    I would feel better if I thought a) the process and due process had been followed, and b) if it had been done in a way that did not seem to fulfill the petty desires of the president.

  26. James Joyner says:

    @Steven L. Taylor: Yup. I read Lawfare sporadically but follow Ben on Twitter and listen to his weekly podcast (with Shane Harris, Susan Hennesey, and Tamara Cofman Wittes) Rational Security. He’s scrupulous almost to a fault in not going beyond what we absolutely know. I’m not quite that disciplined but get accused of not going far enough on occasion, too.

    (And Ben and I are on the same wavelength on the “Constitutional crisis” question. We’re in as much danger as I can recall in the post-Watergate era. And there we had a President who was, at heart, a patriot and Republican Congressional minority that put both country and institutional prerogatives above party.)

  27. teve tory says:

    I’m so old I remember when the right wing collectively lost their shit when President BLACKITY BLACK BLACK BLACK politely noted that perhaps a cop shouldn’t have been an asshole to a black man on his front porch. The world stopped, we had to have a beer summit, and wingnuts and their cohorts in the media and PBA’s across the nation screamed that the Kenyan usurper hated law enforcement and this was proof.

    Trump just fired a lifelong law enforcement officer to fuck him out of his pension, and wingnuts are cheering. Funny that, hunh?

    -john cole

  28. Mikey says:

    @Steven L. Taylor:

    I would feel better if I thought a) the process and dues process had been followed, and b) if it had been done in a way that did not seem to fulfill the petty desires of the president.

    And herein lies one of the major problems with Trump’s conduct: even if the IG and OPR processes are entirely above reproach in McCabe’s case, Trump’s repeated statements about McCabe still create the appearance of undue pressure and interference. Trump has essentially spoiled the entire process because he can’t not be petty and vindictive.

    Honestly, even with as much trust as I place in the IG and FBI’s OPR, I can’t believe such statements by a sitting President had no impact.

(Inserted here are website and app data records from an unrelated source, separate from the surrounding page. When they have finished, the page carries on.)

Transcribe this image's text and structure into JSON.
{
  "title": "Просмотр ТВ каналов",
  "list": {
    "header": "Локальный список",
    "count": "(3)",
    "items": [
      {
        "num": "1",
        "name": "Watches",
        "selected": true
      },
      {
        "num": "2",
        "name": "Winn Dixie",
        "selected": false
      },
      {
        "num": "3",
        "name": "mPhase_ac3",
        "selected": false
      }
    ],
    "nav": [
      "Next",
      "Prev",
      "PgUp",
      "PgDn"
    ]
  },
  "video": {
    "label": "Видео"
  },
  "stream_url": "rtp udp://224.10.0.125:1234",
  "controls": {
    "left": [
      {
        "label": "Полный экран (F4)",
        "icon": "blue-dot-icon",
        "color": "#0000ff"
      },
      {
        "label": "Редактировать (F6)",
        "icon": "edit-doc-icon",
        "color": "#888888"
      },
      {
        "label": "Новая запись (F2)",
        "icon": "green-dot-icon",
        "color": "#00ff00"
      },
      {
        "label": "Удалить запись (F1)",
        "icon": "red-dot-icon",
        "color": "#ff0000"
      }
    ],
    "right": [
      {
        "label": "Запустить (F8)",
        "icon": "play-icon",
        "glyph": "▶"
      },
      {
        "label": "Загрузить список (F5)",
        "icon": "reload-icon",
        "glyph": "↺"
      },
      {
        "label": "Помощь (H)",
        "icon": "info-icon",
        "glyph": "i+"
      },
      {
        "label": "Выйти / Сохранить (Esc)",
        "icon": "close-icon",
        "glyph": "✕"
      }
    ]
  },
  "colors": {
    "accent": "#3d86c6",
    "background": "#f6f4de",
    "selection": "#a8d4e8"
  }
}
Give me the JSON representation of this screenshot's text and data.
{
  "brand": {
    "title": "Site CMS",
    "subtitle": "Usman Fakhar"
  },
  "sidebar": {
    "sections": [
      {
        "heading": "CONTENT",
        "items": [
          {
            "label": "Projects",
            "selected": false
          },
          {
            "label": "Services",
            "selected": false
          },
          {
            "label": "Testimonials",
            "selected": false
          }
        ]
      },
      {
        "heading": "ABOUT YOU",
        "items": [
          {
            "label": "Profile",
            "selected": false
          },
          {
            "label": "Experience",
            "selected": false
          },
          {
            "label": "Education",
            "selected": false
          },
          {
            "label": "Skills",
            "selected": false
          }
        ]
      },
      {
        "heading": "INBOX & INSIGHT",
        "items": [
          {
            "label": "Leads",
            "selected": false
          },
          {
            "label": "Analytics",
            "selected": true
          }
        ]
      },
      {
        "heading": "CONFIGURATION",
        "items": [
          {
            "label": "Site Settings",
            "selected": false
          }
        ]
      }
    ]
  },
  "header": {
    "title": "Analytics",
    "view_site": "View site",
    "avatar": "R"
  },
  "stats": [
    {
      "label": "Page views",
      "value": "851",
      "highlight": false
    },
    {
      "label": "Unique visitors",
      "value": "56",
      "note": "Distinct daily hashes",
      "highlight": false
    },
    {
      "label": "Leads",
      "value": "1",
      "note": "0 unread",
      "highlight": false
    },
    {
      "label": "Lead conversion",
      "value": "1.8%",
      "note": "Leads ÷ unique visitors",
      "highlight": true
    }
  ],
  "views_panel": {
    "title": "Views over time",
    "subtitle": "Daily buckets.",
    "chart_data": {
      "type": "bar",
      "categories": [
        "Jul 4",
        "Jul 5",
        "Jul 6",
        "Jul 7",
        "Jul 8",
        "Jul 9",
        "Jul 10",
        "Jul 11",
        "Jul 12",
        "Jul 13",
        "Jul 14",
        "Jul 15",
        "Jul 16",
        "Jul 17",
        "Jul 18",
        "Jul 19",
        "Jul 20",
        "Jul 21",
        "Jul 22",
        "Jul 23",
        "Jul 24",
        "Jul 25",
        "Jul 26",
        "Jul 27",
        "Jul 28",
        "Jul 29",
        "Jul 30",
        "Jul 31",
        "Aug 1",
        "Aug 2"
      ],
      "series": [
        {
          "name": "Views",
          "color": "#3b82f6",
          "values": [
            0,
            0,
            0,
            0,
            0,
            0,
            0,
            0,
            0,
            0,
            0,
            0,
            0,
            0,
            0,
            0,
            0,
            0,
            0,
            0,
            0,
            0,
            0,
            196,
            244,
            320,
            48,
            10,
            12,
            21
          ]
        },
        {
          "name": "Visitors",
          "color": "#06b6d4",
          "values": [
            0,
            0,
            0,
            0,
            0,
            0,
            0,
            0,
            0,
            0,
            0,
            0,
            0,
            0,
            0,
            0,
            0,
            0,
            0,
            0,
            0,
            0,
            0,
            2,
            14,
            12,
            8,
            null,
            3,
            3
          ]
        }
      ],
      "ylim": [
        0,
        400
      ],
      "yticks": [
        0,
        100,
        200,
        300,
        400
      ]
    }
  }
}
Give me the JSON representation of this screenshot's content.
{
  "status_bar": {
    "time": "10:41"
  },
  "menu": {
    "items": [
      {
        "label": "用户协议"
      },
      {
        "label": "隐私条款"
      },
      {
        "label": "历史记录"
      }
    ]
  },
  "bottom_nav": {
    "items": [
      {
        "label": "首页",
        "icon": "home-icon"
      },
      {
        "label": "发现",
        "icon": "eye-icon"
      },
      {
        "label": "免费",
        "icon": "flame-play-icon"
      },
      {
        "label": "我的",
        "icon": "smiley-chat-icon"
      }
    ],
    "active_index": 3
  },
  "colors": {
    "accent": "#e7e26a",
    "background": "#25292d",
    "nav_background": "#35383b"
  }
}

In a case like this, where a determination of lack of candor can come down to interpretations of statements, pressure from the highest office must certainly influence the judgment of those involved, even if unconsciously.

  29. An Interested Party says:

    And there we had a President who was, at heart, a patriot…

    Who knew that patriots were people who prolonged wars for political gain

  30. Just 'nutha ig'nint cracker says:

    @Steven L. Taylor:

    might not be kosher.

    Are you sure that using a reference related to Jewish dietary laws is a good approach when talking to TM01?

  31. JohnMcC says:

    Sitting in front of keyboard, trying to clear my mind to compose a reasoned and rational response. Trying and trying. Failing completely.

    This is political interference in federal law enforcement. Naked, ugly, vindictive politics. In full view. Obvious like the Russian ‘wet’ work in Britain in the last few weeks. A way of saying: Yeah I did it, so what?

    And the DOJ did exactly as the President wanted them to do exactly on his timetable.

    And they call it a triumph for democracy.

    It is authoritarianism slipping it’s nasty nose under the wall of the tent. And it’s being welcomed in by the Republican party.

    And I cannot deal with this cooly and rationally. It’s horrible and everyone who loves liberty should have their hair on fire.

  32. Charon says:

    This is a sadistic bully acting on his inclination to do whatever makes him feel good.

    The authoritarian nose has already been in the tent for a long time, this is just the opportunity for some authoritarian acting out.

  33. TM01 says:


    Nice try.

    But it only became Former Employer after he was fired.

    After seriously breaking company rules, would you expect to be fired or not?

    Only the elite expect to not suffer consequences for their actions.

  34. @TM01:

    After seriously breaking company rules,

    Before the process was complete without adequate opportunity to present a defense.

    You can’t pretend like this was a completed process (and your certainty requires a complete process).